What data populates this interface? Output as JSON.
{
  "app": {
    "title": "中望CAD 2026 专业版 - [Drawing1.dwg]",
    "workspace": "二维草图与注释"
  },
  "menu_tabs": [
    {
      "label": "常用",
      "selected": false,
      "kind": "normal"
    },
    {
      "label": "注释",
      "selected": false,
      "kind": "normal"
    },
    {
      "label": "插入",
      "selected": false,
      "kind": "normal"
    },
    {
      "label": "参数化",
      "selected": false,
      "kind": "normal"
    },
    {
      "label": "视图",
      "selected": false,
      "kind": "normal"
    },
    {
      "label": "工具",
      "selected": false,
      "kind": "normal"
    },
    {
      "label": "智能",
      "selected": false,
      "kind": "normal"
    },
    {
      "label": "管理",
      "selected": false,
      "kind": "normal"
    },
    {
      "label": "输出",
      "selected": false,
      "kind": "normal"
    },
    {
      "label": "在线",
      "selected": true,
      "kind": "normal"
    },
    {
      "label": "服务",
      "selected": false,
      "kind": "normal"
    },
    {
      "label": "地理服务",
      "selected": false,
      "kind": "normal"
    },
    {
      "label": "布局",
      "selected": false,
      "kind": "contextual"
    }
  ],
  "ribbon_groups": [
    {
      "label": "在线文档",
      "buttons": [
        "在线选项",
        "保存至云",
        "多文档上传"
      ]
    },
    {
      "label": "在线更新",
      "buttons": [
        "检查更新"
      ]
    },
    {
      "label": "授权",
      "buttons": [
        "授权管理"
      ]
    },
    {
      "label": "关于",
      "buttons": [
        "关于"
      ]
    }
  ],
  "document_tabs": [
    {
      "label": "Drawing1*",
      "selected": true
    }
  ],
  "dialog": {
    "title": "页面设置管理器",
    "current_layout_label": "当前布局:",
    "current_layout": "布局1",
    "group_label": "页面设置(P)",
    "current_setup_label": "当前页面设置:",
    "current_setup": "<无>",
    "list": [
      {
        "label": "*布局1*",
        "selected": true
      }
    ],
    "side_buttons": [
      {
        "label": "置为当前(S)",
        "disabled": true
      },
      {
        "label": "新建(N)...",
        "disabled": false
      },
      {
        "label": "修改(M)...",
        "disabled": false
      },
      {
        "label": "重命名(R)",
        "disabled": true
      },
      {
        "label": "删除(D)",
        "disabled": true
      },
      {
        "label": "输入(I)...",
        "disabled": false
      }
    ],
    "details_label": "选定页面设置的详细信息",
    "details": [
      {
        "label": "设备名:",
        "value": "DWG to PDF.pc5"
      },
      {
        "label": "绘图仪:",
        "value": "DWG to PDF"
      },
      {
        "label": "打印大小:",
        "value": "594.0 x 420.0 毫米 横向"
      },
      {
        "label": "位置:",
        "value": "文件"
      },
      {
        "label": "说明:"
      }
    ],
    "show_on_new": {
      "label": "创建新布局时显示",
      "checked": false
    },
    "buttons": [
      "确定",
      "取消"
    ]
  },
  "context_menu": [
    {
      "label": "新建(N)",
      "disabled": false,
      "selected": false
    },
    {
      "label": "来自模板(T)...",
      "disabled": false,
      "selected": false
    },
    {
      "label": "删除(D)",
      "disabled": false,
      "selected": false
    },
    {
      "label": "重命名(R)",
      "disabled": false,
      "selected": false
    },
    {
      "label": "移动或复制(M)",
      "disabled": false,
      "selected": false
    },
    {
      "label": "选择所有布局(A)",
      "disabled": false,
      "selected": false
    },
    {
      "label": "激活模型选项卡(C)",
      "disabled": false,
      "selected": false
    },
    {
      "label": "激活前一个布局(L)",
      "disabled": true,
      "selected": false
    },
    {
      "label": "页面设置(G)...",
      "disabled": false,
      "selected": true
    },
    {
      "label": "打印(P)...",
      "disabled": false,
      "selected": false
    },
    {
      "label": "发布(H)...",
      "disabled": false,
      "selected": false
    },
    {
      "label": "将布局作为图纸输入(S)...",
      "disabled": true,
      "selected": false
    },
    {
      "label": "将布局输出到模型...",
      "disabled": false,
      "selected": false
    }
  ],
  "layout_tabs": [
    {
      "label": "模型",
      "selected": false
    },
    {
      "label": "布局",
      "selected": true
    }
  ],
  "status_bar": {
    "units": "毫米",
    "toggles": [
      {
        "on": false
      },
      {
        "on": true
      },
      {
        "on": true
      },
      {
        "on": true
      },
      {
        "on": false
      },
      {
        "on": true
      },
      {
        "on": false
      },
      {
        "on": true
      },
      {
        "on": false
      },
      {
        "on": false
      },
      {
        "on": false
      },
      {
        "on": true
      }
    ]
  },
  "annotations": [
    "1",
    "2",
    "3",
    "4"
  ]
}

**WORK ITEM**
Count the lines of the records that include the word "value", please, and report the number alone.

**SOLUTION TO THIS EXERCISE**
4